Complementing design principles with business operational practices will bring more empathy, connection, innovation, and financial returns to any team or company.
Journey to Design
I never thought of myself as a designer by any means (I have little to no artistic ability). I’m a scientist at heart and by trade; I observe, hypothesize, analyze, and experiment. When I graduated college, I didn’t know that a field of “design” existed, nor did I know what it actually was. I stumbled upon the world of design in my first role at Dropbox, accidentally. I was placed on the Design recruiting team, helping to hire world-class (and awesome) folks for our Product Design, Research, Content Design, Brand Studio, and Design Ops teams. As time passed, there was just something that kept piquing my interest, so I started to peek at portfolios, chat with designers during their interviews, and sit through some presentations—and let me tell you, it all blew my mind. I absolutely loved it.
I began to understand that, fundamentally, design is all about people. It isn’t about “making things look pretty” or about fashion (which I had previously thought). Design identifies what people need. It observes how people use a product and ultimately defines that experience. It uncovers and solves for why people do the things they do (fascinating, right?). And I learned more about the design process: how pure ideas during brainstorming turn into research studies, sketches, user journeys, wireframes, prototypes, testing, evaluating, and eventually, final products. These are products and experiences that touch my life every day. Ever booked an Airbnb and noticed how the process is seamless for the user? Or built IKEA furniture by yourself? Or called an Uber or Lyft and thought about the location of their UI buttons and how they lead to intentional, logical actions? I honestly was astonished (and slightly dumbfounded) that I hadn’t ever noticed any of this before (because good design is simple and intuitive, hence users shouldn’t notice). At its core, design helps businesses solve for people’s needs.

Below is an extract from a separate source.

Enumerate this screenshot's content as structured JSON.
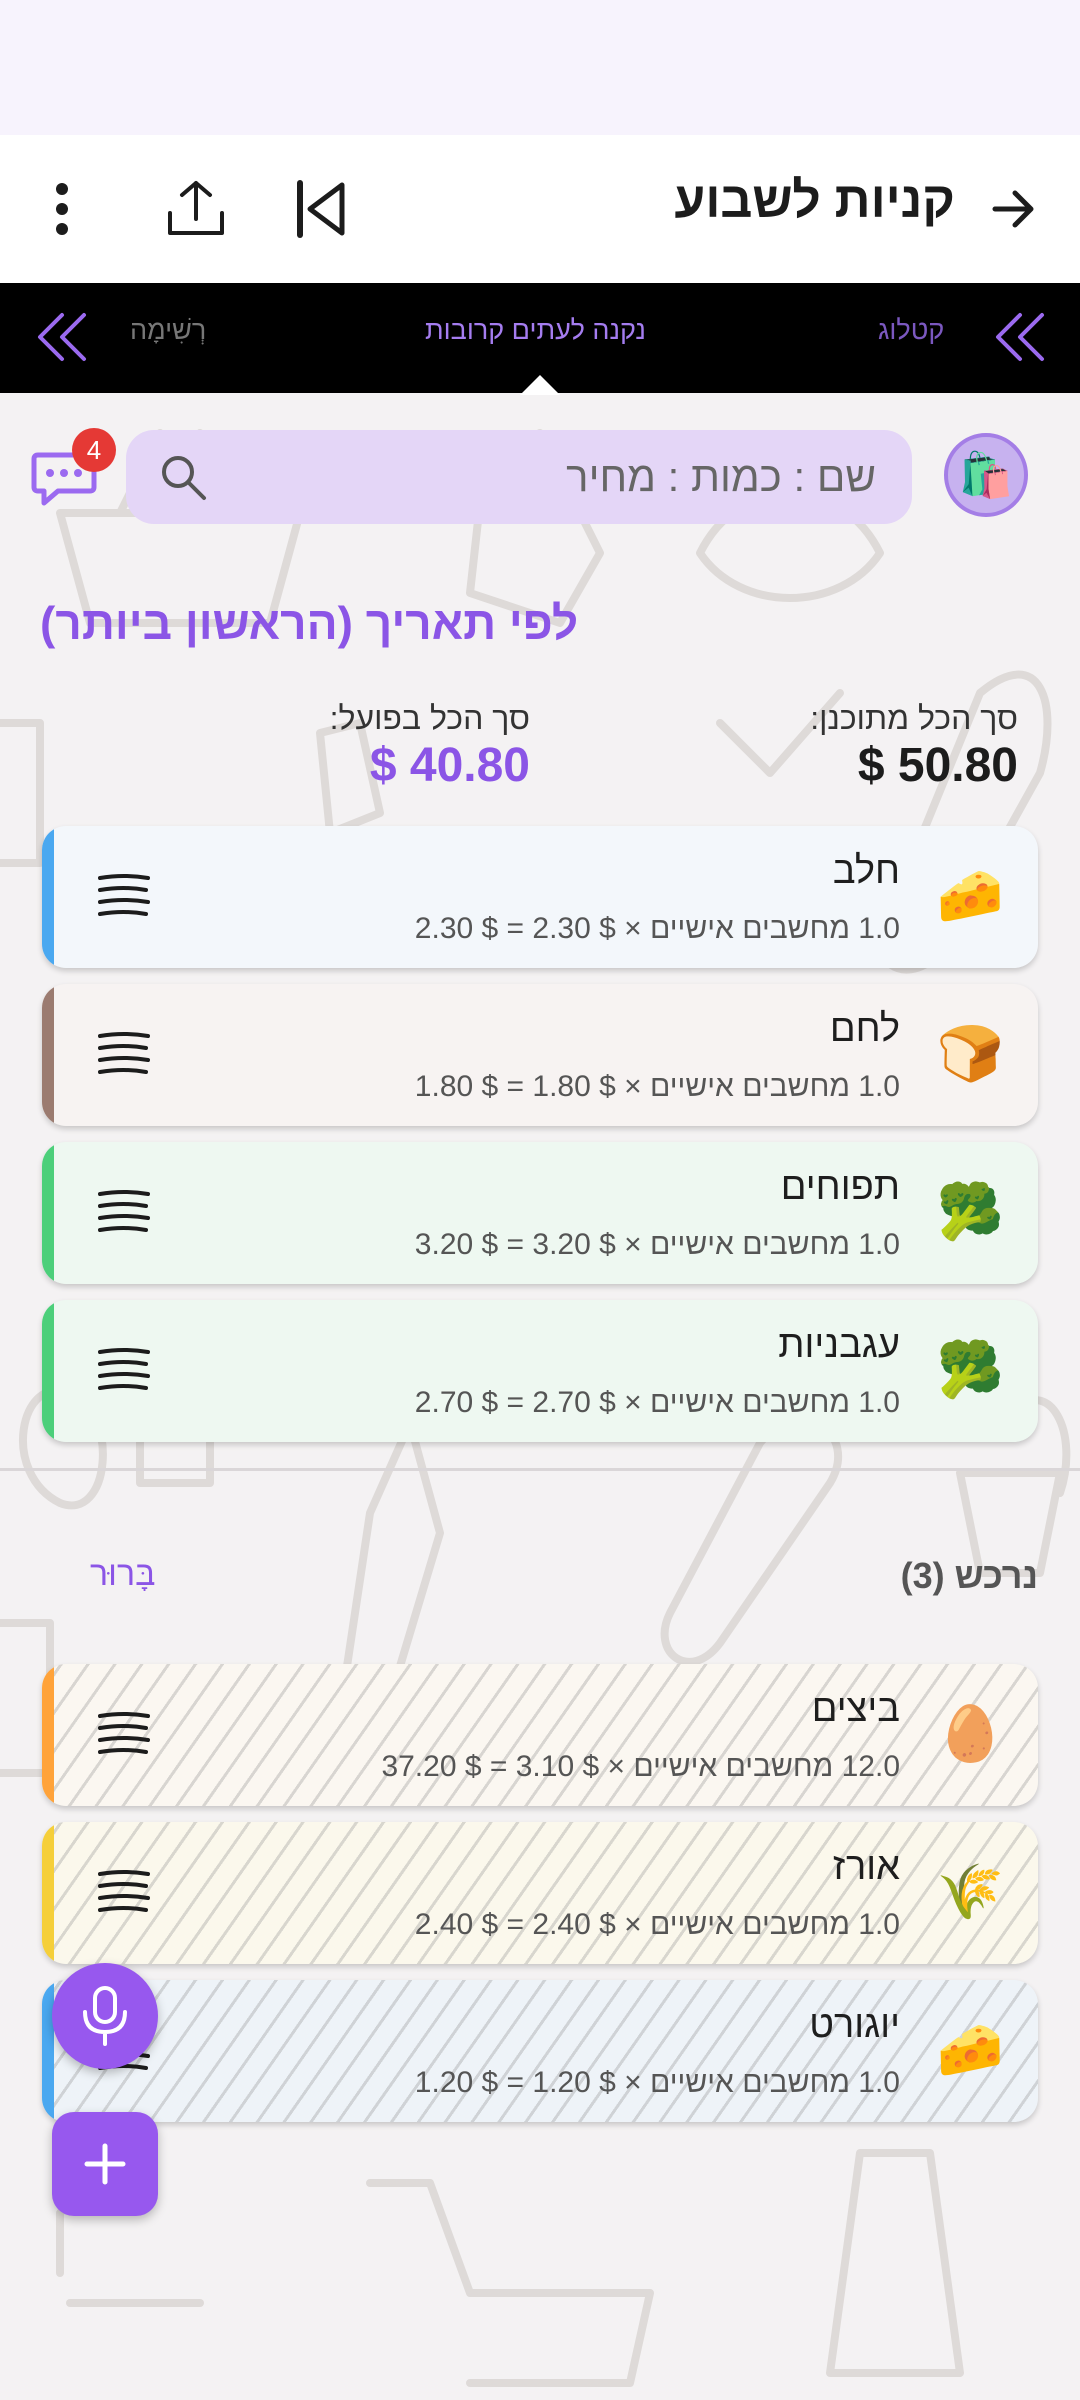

I also met design practitioners from so many different backgrounds and journeys. Each was quirky in their own way, incredibly sharp, and deeply empathetic—and I couldn’t help myself from wanting to be a part of this creative group.